EXERCISE BRIEF:
Copy out every line of the material below, character for character, apart from the pictures.

== SOURCE MATERIAL ==

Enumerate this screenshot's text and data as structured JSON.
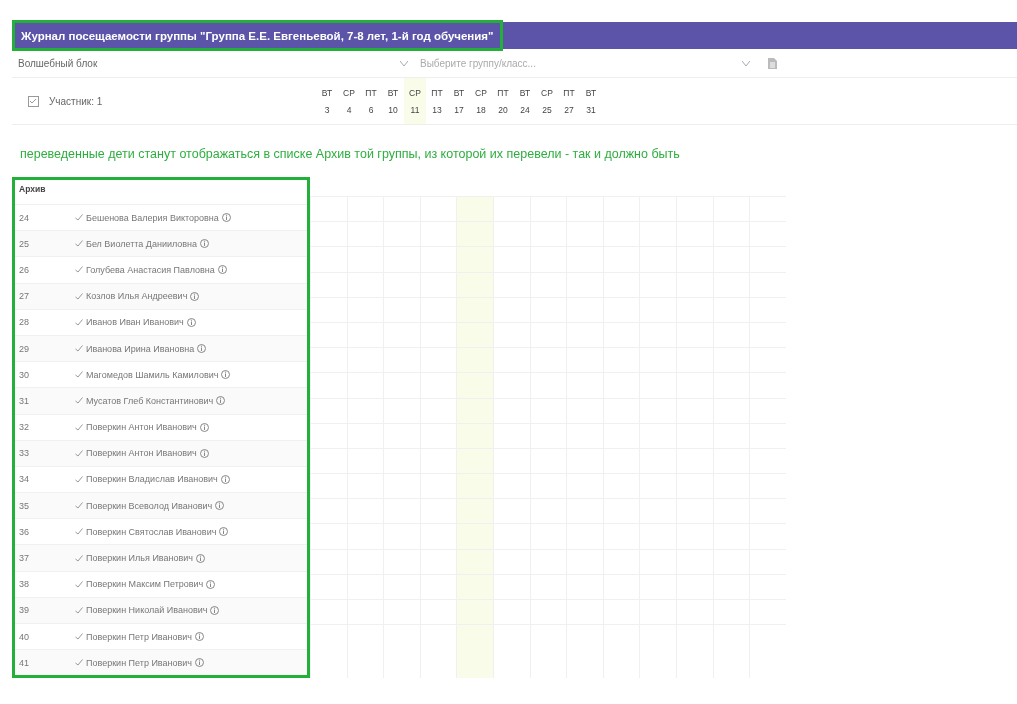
{
  "header": {
    "title": "Журнал посещаемости группы \"Группа Е.Е. Евгеньевой, 7-8 лет, 1-й год обучения\""
  },
  "filters": {
    "program_select": {
      "value": "Волшебный блок"
    },
    "group_select": {
      "placeholder": "Выберите группу/класс..."
    }
  },
  "participants": {
    "label": "Участник: 1"
  },
  "days": [
    {
      "weekday": "ВТ",
      "date": "3",
      "selected": false
    },
    {
      "weekday": "СР",
      "date": "4",
      "selected": false
    },
    {
      "weekday": "ПТ",
      "date": "6",
      "selected": false
    },
    {
      "weekday": "ВТ",
      "date": "10",
      "selected": false
    },
    {
      "weekday": "СР",
      "date": "11",
      "selected": true
    },
    {
      "weekday": "ПТ",
      "date": "13",
      "selected": false
    },
    {
      "weekday": "ВТ",
      "date": "17",
      "selected": false
    },
    {
      "weekday": "СР",
      "date": "18",
      "selected": false
    },
    {
      "weekday": "ПТ",
      "date": "20",
      "selected": false
    },
    {
      "weekday": "ВТ",
      "date": "24",
      "selected": false
    },
    {
      "weekday": "СР",
      "date": "25",
      "selected": false
    },
    {
      "weekday": "ПТ",
      "date": "27",
      "selected": false
    },
    {
      "weekday": "ВТ",
      "date": "31",
      "selected": false
    }
  ],
  "note": "переведенные дети станут отображаться в списке Архив той группы, из которой их перевели - так и должно быть",
  "archive": {
    "title": "Архив",
    "rows": [
      {
        "number": "24",
        "name": "Бешенова Валерия Викторовна"
      },
      {
        "number": "25",
        "name": "Бел Виолетта Данииловна"
      },
      {
        "number": "26",
        "name": "Голубева Анастасия Павловна"
      },
      {
        "number": "27",
        "name": "Козлов Илья Андреевич"
      },
      {
        "number": "28",
        "name": "Иванов Иван Иванович"
      },
      {
        "number": "29",
        "name": "Иванова Ирина Ивановна"
      },
      {
        "number": "30",
        "name": "Магомедов Шамиль Камилович"
      },
      {
        "number": "31",
        "name": "Мусатов Глеб Константинович"
      },
      {
        "number": "32",
        "name": "Поверкин Антон Иванович"
      },
      {
        "number": "33",
        "name": "Поверкин Антон Иванович"
      },
      {
        "number": "34",
        "name": "Поверкин Владислав Иванович"
      },
      {
        "number": "35",
        "name": "Поверкин Всеволод Иванович"
      },
      {
        "number": "36",
        "name": "Поверкин Святослав Иванович"
      },
      {
        "number": "37",
        "name": "Поверкин Илья Иванович"
      },
      {
        "number": "38",
        "name": "Поверкин Максим Петрович"
      },
      {
        "number": "39",
        "name": "Поверкин Николай Иванович"
      },
      {
        "number": "40",
        "name": "Поверкин Петр Иванович"
      },
      {
        "number": "41",
        "name": "Поверкин Петр Иванович"
      }
    ]
  }
}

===

EXERCISE RESPONSE:
Enumerate this screenshot's text and data as structured JSON.
{
  "header": {
    "title": "Журнал посещаемости группы \"Группа Е.Е. Евгеньевой, 7-8 лет, 1-й год обучения\""
  },
  "filters": {
    "program_select": {
      "value": "Волшебный блок"
    },
    "group_select": {
      "placeholder": "Выберите группу/класс..."
    }
  },
  "participants": {
    "label": "Участник: 1"
  },
  "days": [
    {
      "weekday": "ВТ",
      "date": "3",
      "selected": false
    },
    {
      "weekday": "СР",
      "date": "4",
      "selected": false
    },
    {
      "weekday": "ПТ",
      "date": "6",
      "selected": false
    },
    {
      "weekday": "ВТ",
      "date": "10",
      "selected": false
    },
    {
      "weekday": "СР",
      "date": "11",
      "selected": true
    },
    {
      "weekday": "ПТ",
      "date": "13",
      "selected": false
    },
    {
      "weekday": "ВТ",
      "date": "17",
      "selected": false
    },
    {
      "weekday": "СР",
      "date": "18",
      "selected": false
    },
    {
      "weekday": "ПТ",
      "date": "20",
      "selected": false
    },
    {
      "weekday": "ВТ",
      "date": "24",
      "selected": false
    },
    {
      "weekday": "СР",
      "date": "25",
      "selected": false
    },
    {
      "weekday": "ПТ",
      "date": "27",
      "selected": false
    },
    {
      "weekday": "ВТ",
      "date": "31",
      "selected": false
    }
  ],
  "note": "переведенные дети станут отображаться в списке Архив той группы, из которой их перевели - так и должно быть",
  "archive": {
    "title": "Архив",
    "rows": [
      {
        "number": "24",
        "name": "Бешенова Валерия Викторовна"
      },
      {
        "number": "25",
        "name": "Бел Виолетта Данииловна"
      },
      {
        "number": "26",
        "name": "Голубева Анастасия Павловна"
      },
      {
        "number": "27",
        "name": "Козлов Илья Андреевич"
      },
      {
        "number": "28",
        "name": "Иванов Иван Иванович"
      },
      {
        "number": "29",
        "name": "Иванова Ирина Ивановна"
      },
      {
        "number": "30",
        "name": "Магомедов Шамиль Камилович"
      },
      {
        "number": "31",
        "name": "Мусатов Глеб Константинович"
      },
      {
        "number": "32",
        "name": "Поверкин Антон Иванович"
      },
      {
        "number": "33",
        "name": "Поверкин Антон Иванович"
      },
      {
        "number": "34",
        "name": "Поверкин Владислав Иванович"
      },
      {
        "number": "35",
        "name": "Поверкин Всеволод Иванович"
      },
      {
        "number": "36",
        "name": "Поверкин Святослав Иванович"
      },
      {
        "number": "37",
        "name": "Поверкин Илья Иванович"
      },
      {
        "number": "38",
        "name": "Поверкин Максим Петрович"
      },
      {
        "number": "39",
        "name": "Поверкин Николай Иванович"
      },
      {
        "number": "40",
        "name": "Поверкин Петр Иванович"
      },
      {
        "number": "41",
        "name": "Поверкин Петр Иванович"
      }
    ]
  }
}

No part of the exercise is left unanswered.